Starting from the line that contains "What's the underlying", output every remaining line of the records below exactly as it appears, that line and the last one included.

§ **EXERCISE DATA**:
****************

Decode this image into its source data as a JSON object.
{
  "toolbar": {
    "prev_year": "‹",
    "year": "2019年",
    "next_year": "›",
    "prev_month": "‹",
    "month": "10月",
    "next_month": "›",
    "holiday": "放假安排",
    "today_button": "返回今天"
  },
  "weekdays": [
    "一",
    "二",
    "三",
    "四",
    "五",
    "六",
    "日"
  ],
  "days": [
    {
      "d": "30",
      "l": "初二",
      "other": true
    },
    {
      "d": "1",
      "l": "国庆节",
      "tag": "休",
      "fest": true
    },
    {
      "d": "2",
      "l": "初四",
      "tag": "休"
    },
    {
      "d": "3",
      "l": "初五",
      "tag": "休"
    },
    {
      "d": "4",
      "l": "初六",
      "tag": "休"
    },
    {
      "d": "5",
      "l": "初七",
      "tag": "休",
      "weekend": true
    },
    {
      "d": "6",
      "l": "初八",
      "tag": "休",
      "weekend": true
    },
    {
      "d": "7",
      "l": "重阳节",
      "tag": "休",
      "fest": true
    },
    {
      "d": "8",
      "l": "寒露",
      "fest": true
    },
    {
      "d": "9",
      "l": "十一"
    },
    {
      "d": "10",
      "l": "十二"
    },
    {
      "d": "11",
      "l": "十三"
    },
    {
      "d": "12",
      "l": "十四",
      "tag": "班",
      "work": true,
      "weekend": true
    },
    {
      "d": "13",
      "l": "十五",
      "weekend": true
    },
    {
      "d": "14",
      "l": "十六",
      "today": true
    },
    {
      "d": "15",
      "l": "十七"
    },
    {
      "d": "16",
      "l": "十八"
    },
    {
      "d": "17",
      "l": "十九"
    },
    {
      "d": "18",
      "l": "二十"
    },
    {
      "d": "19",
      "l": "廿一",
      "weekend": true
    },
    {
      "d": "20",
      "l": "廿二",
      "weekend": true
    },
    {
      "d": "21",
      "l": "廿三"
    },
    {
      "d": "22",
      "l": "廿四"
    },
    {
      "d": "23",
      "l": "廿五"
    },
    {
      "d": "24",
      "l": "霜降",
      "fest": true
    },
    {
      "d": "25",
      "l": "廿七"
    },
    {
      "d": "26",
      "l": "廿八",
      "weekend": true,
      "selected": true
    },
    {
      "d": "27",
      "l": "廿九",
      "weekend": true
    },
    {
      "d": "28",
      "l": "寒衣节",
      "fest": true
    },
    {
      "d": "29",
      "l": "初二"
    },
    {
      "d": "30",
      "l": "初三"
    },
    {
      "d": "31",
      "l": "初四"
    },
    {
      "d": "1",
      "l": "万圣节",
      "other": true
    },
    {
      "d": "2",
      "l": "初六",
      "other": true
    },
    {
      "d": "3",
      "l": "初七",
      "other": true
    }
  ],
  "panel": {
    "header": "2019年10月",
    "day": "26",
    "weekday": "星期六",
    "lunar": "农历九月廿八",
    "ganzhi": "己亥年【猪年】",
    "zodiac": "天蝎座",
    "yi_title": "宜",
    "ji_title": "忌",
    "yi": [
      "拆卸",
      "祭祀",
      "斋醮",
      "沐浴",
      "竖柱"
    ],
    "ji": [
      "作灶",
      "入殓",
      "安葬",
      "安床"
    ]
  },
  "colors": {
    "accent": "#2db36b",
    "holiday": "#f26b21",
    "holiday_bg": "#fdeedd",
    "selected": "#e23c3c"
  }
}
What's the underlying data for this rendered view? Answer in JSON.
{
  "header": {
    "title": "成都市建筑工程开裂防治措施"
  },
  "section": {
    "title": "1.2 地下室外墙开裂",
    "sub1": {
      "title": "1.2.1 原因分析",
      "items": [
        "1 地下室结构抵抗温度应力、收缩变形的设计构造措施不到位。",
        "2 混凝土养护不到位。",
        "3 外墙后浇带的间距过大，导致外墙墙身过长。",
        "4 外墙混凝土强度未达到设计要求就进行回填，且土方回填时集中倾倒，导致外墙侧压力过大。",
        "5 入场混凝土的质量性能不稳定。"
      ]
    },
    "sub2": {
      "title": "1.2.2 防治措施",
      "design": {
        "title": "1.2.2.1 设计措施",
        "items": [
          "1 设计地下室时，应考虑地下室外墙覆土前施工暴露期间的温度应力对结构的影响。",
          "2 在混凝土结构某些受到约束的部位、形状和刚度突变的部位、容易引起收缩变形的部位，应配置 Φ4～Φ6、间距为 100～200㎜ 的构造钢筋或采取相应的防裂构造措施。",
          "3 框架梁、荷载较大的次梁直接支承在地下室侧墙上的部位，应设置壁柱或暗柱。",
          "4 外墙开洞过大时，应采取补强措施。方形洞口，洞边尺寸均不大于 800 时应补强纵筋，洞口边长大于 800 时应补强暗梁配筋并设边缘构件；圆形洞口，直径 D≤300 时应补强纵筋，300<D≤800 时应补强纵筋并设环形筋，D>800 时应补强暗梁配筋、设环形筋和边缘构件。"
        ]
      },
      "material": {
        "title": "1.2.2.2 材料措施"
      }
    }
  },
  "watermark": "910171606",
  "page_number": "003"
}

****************

§ **RESULT OF THE TASK**:
What's the underlying data for this rendered view? Answer in JSON.
{
  "header": {
    "title": "成都市建筑工程开裂防治措施"
  },
  "section": {
    "title": "1.2 地下室外墙开裂",
    "sub1": {
      "title": "1.2.1 原因分析",
      "items": [
        "1 地下室结构抵抗温度应力、收缩变形的设计构造措施不到位。",
        "2 混凝土养护不到位。",
        "3 外墙后浇带的间距过大，导致外墙墙身过长。",
        "4 外墙混凝土强度未达到设计要求就进行回填，且土方回填时集中倾倒，导致外墙侧压力过大。",
        "5 入场混凝土的质量性能不稳定。"
      ]
    },
    "sub2": {
      "title": "1.2.2 防治措施",
      "design": {
        "title": "1.2.2.1 设计措施",
        "items": [
          "1 设计地下室时，应考虑地下室外墙覆土前施工暴露期间的温度应力对结构的影响。",
          "2 在混凝土结构某些受到约束的部位、形状和刚度突变的部位、容易引起收缩变形的部位，应配置 Φ4～Φ6、间距为 100～200㎜ 的构造钢筋或采取相应的防裂构造措施。",
          "3 框架梁、荷载较大的次梁直接支承在地下室侧墙上的部位，应设置壁柱或暗柱。",
          "4 外墙开洞过大时，应采取补强措施。方形洞口，洞边尺寸均不大于 800 时应补强纵筋，洞口边长大于 800 时应补强暗梁配筋并设边缘构件；圆形洞口，直径 D≤300 时应补强纵筋，300<D≤800 时应补强纵筋并设环形筋，D>800 时应补强暗梁配筋、设环形筋和边缘构件。"
        ]
      },
      "material": {
        "title": "1.2.2.2 材料措施"
      }
    }
  },
  "watermark": "910171606",
  "page_number": "003"
}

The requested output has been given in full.